- **To do**: Only the text of the entries below should be returned, exactly as given, without pictures.

Stored data:

□ □ □ □ □

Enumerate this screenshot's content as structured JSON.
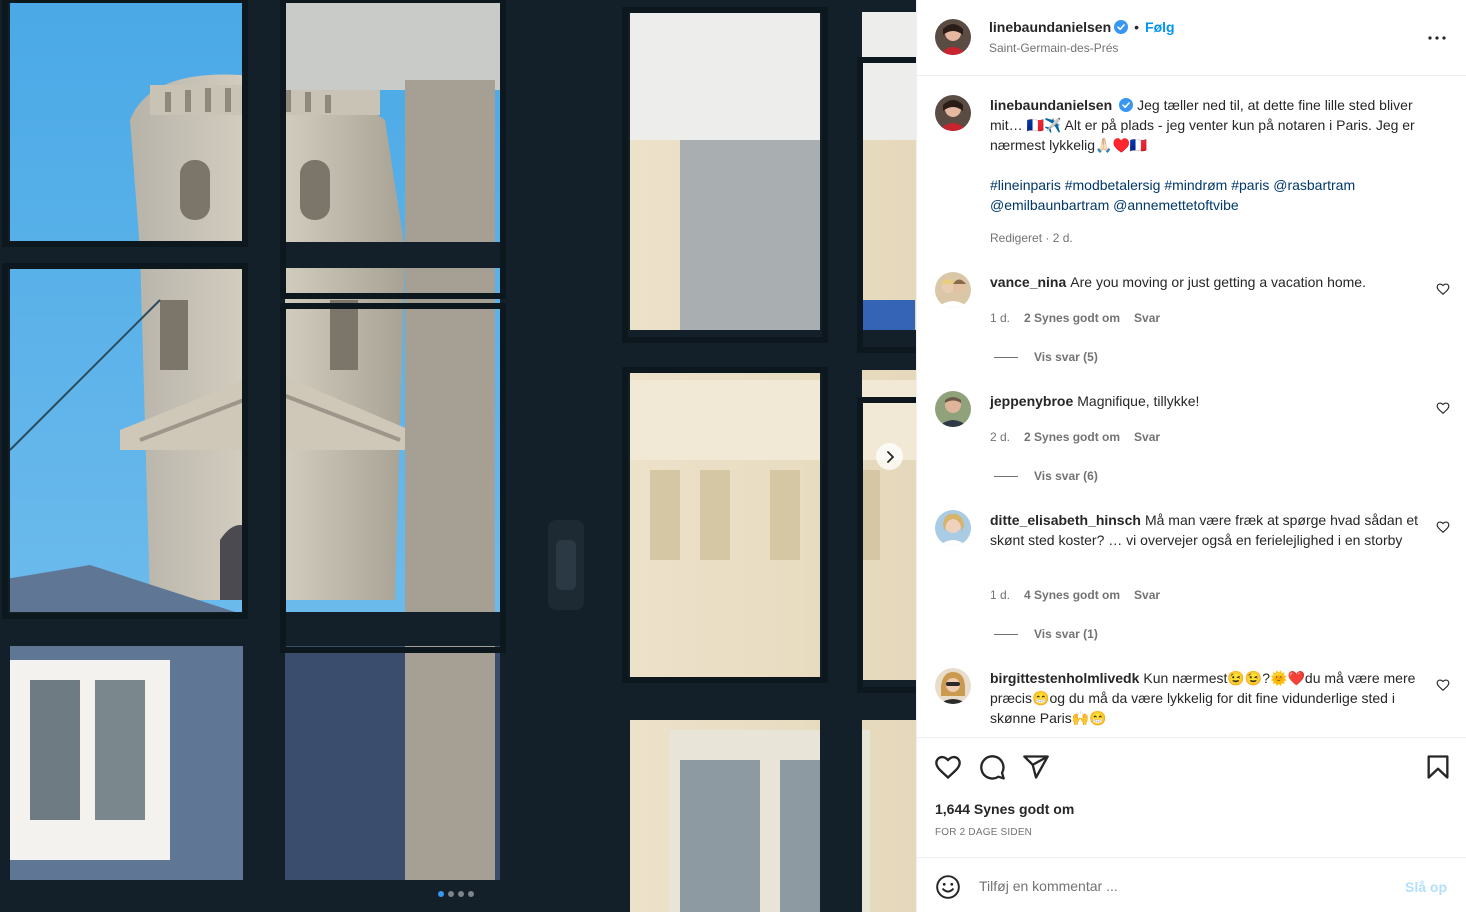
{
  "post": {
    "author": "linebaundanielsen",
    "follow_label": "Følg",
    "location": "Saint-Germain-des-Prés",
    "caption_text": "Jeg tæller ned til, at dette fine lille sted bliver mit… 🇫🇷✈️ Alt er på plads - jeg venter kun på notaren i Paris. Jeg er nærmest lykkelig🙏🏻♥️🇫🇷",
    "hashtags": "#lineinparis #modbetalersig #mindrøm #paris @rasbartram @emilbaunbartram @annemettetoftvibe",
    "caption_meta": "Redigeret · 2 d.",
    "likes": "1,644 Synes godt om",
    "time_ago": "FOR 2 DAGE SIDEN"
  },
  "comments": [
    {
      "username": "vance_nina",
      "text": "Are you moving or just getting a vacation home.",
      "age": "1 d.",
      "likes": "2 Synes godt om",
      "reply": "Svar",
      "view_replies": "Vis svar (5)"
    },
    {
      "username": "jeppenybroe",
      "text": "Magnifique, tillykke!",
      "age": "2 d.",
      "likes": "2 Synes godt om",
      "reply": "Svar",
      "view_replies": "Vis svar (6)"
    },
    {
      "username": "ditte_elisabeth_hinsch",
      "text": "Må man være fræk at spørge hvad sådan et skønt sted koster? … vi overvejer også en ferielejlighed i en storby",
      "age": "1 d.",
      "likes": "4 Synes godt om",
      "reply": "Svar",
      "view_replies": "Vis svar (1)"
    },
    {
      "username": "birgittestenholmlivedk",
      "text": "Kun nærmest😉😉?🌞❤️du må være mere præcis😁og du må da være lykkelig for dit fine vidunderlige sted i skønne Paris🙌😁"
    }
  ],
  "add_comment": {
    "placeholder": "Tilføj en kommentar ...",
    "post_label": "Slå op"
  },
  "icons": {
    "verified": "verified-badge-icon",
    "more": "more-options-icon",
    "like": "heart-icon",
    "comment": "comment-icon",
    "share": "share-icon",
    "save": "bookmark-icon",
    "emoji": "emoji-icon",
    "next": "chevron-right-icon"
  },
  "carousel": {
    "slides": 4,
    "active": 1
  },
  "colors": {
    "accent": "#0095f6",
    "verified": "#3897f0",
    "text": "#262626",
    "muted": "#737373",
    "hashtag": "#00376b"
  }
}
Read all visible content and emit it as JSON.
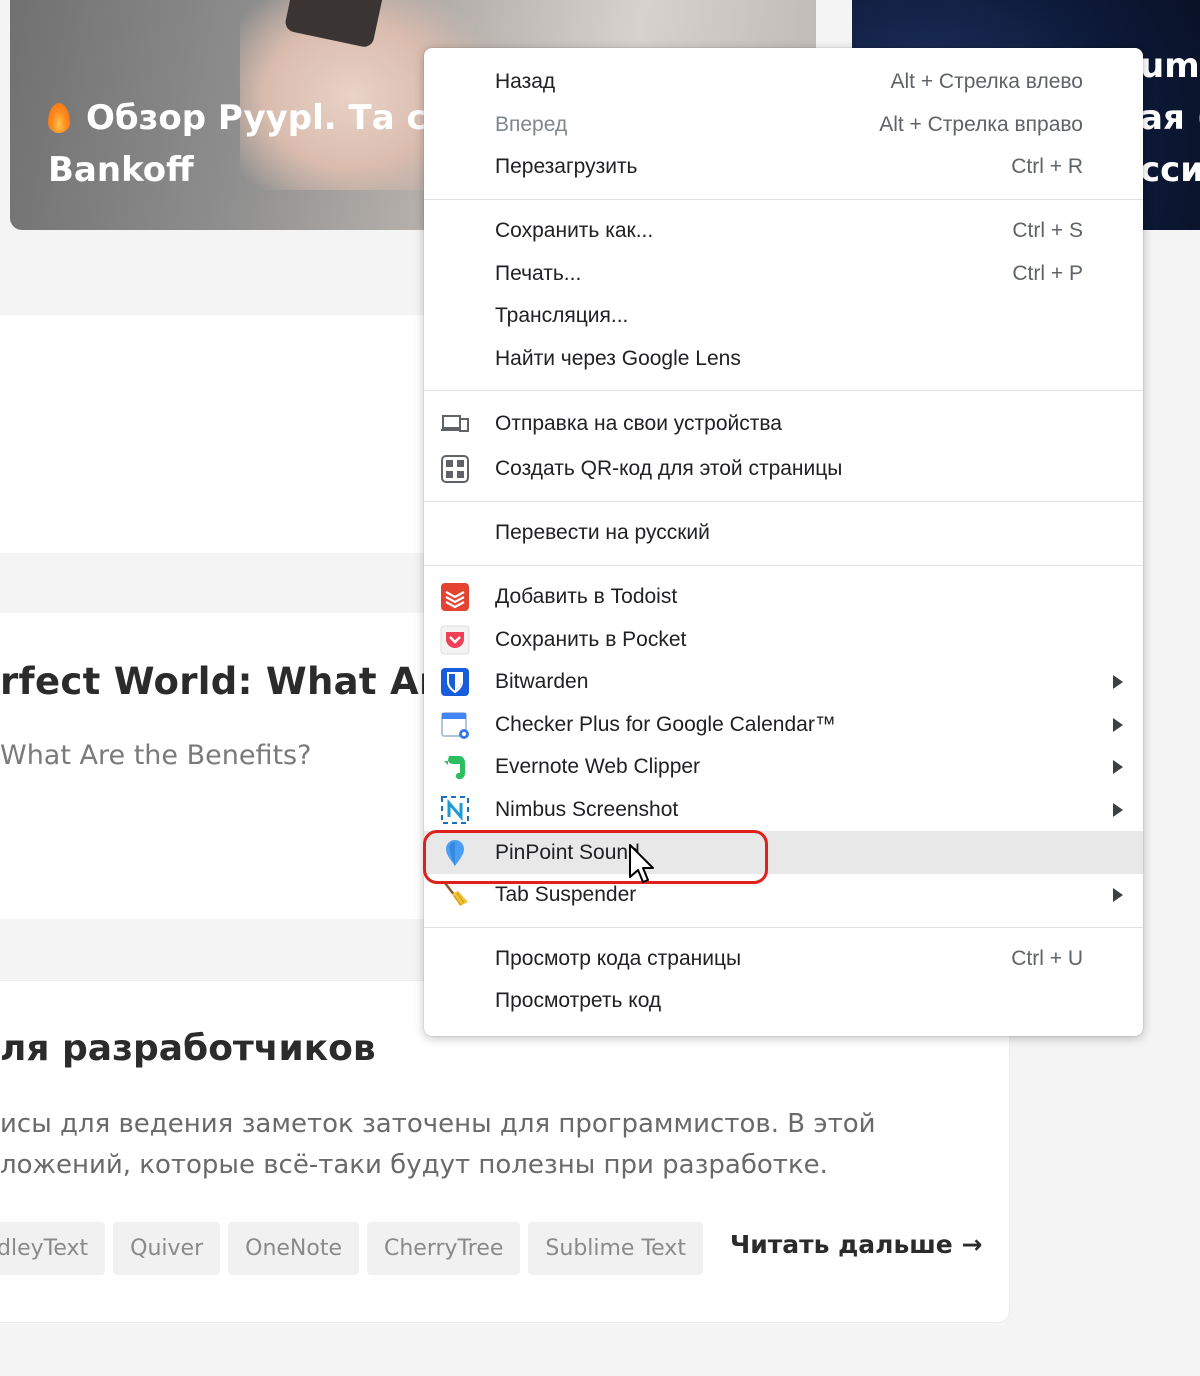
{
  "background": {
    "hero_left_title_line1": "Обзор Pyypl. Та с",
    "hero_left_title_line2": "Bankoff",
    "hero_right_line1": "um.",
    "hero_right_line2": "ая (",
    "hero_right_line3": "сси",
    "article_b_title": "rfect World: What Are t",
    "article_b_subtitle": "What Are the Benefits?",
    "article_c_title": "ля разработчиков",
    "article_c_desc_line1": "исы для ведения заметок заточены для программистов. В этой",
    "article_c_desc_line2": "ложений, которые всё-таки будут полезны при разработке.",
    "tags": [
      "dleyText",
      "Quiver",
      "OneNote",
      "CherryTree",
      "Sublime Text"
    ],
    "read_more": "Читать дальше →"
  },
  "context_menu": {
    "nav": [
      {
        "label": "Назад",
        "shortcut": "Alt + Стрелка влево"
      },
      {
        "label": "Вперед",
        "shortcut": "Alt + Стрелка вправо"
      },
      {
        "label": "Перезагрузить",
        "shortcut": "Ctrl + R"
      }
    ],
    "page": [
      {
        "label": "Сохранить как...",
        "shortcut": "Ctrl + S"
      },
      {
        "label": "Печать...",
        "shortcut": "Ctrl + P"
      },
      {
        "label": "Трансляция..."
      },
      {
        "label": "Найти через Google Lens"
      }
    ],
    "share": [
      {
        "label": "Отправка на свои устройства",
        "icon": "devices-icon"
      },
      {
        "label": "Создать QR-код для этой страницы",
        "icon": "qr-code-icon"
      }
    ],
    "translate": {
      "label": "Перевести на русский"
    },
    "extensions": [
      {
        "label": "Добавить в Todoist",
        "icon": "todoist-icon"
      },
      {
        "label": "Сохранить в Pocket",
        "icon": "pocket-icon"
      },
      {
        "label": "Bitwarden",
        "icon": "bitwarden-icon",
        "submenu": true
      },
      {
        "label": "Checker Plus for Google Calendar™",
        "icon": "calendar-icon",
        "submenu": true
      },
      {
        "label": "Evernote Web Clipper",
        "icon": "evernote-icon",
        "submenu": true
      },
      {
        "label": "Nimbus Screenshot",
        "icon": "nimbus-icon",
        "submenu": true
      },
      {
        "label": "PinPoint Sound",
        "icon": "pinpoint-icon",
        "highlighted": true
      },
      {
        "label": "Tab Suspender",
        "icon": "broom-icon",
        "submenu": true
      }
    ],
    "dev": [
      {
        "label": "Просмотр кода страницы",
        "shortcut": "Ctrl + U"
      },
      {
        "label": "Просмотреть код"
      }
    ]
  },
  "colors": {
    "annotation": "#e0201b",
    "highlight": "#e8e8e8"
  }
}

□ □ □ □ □

- **Answer to this task**:
Enumerate this screenshot's content as structured JSON.
{
  "post": {
    "author": "linebaundanielsen",
    "follow_label": "Følg",
    "location": "Saint-Germain-des-Prés",
    "caption_text": "Jeg tæller ned til, at dette fine lille sted bliver mit… 🇫🇷✈️ Alt er på plads - jeg venter kun på notaren i Paris. Jeg er nærmest lykkelig🙏🏻♥️🇫🇷",
    "hashtags": "#lineinparis #modbetalersig #mindrøm #paris @rasbartram @emilbaunbartram @annemettetoftvibe",
    "caption_meta": "Redigeret · 2 d.",
    "likes": "1,644 Synes godt om",
    "time_ago": "FOR 2 DAGE SIDEN"
  },
  "comments": [
    {
      "username": "vance_nina",
      "text": "Are you moving or just getting a vacation home.",
      "age": "1 d.",
      "likes": "2 Synes godt om",
      "reply": "Svar",
      "view_replies": "Vis svar (5)"
    },
    {
      "username": "jeppenybroe",
      "text": "Magnifique, tillykke!",
      "age": "2 d.",
      "likes": "2 Synes godt om",
      "reply": "Svar",
      "view_replies": "Vis svar (6)"
    },
    {
      "username": "ditte_elisabeth_hinsch",
      "text": "Må man være fræk at spørge hvad sådan et skønt sted koster? … vi overvejer også en ferielejlighed i en storby",
      "age": "1 d.",
      "likes": "4 Synes godt om",
      "reply": "Svar",
      "view_replies": "Vis svar (1)"
    },
    {
      "username": "birgittestenholmlivedk",
      "text": "Kun nærmest😉😉?🌞❤️du må være mere præcis😁og du må da være lykkelig for dit fine vidunderlige sted i skønne Paris🙌😁"
    }
  ],
  "add_comment": {
    "placeholder": "Tilføj en kommentar ...",
    "post_label": "Slå op"
  },
  "icons": {
    "verified": "verified-badge-icon",
    "more": "more-options-icon",
    "like": "heart-icon",
    "comment": "comment-icon",
    "share": "share-icon",
    "save": "bookmark-icon",
    "emoji": "emoji-icon",
    "next": "chevron-right-icon"
  },
  "carousel": {
    "slides": 4,
    "active": 1
  },
  "colors": {
    "accent": "#0095f6",
    "verified": "#3897f0",
    "text": "#262626",
    "muted": "#737373",
    "hashtag": "#00376b"
  }
}
Read all visible content and emit it as JSON.
{
  "background": {
    "hero_left_title_line1": "Обзор Pyypl. Та с",
    "hero_left_title_line2": "Bankoff",
    "hero_right_line1": "um.",
    "hero_right_line2": "ая (",
    "hero_right_line3": "сси",
    "article_b_title": "rfect World: What Are t",
    "article_b_subtitle": "What Are the Benefits?",
    "article_c_title": "ля разработчиков",
    "article_c_desc_line1": "исы для ведения заметок заточены для программистов. В этой",
    "article_c_desc_line2": "ложений, которые всё-таки будут полезны при разработке.",
    "tags": [
      "dleyText",
      "Quiver",
      "OneNote",
      "CherryTree",
      "Sublime Text"
    ],
    "read_more": "Читать дальше →"
  },
  "context_menu": {
    "nav": [
      {
        "label": "Назад",
        "shortcut": "Alt + Стрелка влево"
      },
      {
        "label": "Вперед",
        "shortcut": "Alt + Стрелка вправо"
      },
      {
        "label": "Перезагрузить",
        "shortcut": "Ctrl + R"
      }
    ],
    "page": [
      {
        "label": "Сохранить как...",
        "shortcut": "Ctrl + S"
      },
      {
        "label": "Печать...",
        "shortcut": "Ctrl + P"
      },
      {
        "label": "Трансляция..."
      },
      {
        "label": "Найти через Google Lens"
      }
    ],
    "share": [
      {
        "label": "Отправка на свои устройства",
        "icon": "devices-icon"
      },
      {
        "label": "Создать QR-код для этой страницы",
        "icon": "qr-code-icon"
      }
    ],
    "translate": {
      "label": "Перевести на русский"
    },
    "extensions": [
      {
        "label": "Добавить в Todoist",
        "icon": "todoist-icon"
      },
      {
        "label": "Сохранить в Pocket",
        "icon": "pocket-icon"
      },
      {
        "label": "Bitwarden",
        "icon": "bitwarden-icon",
        "submenu": true
      },
      {
        "label": "Checker Plus for Google Calendar™",
        "icon": "calendar-icon",
        "submenu": true
      },
      {
        "label": "Evernote Web Clipper",
        "icon": "evernote-icon",
        "submenu": true
      },
      {
        "label": "Nimbus Screenshot",
        "icon": "nimbus-icon",
        "submenu": true
      },
      {
        "label": "PinPoint Sound",
        "icon": "pinpoint-icon",
        "highlighted": true
      },
      {
        "label": "Tab Suspender",
        "icon": "broom-icon",
        "submenu": true
      }
    ],
    "dev": [
      {
        "label": "Просмотр кода страницы",
        "shortcut": "Ctrl + U"
      },
      {
        "label": "Просмотреть код"
      }
    ]
  },
  "colors": {
    "annotation": "#e0201b",
    "highlight": "#e8e8e8"
  }
}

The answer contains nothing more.